Have you ever wondered why your fingers and toes Skin look like raisins after spending time in the water? It turns out, there’s a fascinating scientific reason behind this peculiar phenomenon.
Scientists have been pondering the reasons behind our skin turning wrinkly in water, and they’ve come up with some intriguing explanations. One theory suggests that the wrinkles we see on our skin after a prolonged soak may actually be our body’s way of adapting to wet and slippery conditions. Think of it as a built-in safety feature for our hands and feet. These wrinkles could provide extra grip, helping us hold onto objects more securely in wet environments.
Another scientific insight delves into the role of dead keratin cells, which make up a significant part of the outermost layer of our skin. When we spend an extended period in water, these cells soak up the moisture like a sponge. As a result, the surface area increases as these cells expand. However, since the outer layer of skin is firmly connected to the living tissues beneath, it can’t expand freely. To accommodate the increased surface area caused by the swollen keratin cells, the outer layer begins to wrinkle. This wrinkling helps to equalize the extra surface area and maintain the overall integrity.
In essence, our skin’s reaction to water – turning pruney – is not merely a random occurrence; it’s a well-coordinated response by our body to the aquatic environment. So, the next time you emerge from a long bath or a swim, you can appreciate the remarkable way your body adapts to its surroundings.
In conclusion, the next time you take a dip and notice your skin transforming into temporary wrinkles, you can marvel at the remarkable biological mechanisms that underlie this phenomenon. Your body, in its wisdom, has developed an ingenious way to help you get a grip in slippery situations and adjust to the effects of water on your skin.
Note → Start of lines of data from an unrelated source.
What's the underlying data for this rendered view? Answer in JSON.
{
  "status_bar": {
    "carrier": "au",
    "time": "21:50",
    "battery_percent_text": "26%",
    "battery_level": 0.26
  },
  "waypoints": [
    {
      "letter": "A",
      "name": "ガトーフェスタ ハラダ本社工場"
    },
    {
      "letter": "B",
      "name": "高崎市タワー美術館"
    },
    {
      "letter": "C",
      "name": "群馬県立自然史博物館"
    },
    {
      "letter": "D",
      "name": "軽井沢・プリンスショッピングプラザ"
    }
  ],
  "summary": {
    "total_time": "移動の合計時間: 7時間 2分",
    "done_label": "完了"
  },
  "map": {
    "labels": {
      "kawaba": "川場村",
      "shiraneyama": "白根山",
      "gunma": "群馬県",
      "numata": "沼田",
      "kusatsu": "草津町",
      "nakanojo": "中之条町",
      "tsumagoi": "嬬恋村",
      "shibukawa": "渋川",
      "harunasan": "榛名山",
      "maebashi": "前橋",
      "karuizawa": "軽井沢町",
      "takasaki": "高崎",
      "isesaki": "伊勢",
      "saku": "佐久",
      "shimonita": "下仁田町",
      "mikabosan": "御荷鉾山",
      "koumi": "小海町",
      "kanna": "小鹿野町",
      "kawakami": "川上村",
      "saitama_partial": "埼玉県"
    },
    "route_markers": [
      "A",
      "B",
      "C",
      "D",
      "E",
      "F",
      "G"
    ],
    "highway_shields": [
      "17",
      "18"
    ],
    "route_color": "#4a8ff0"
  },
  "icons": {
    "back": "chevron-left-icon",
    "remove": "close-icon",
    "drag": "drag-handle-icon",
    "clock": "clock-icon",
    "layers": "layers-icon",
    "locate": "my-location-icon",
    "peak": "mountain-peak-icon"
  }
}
Science continues to uncover the secrets of our body’s adaptations, shedding light on the wonders that occur beneath the surface – both in and out of the water.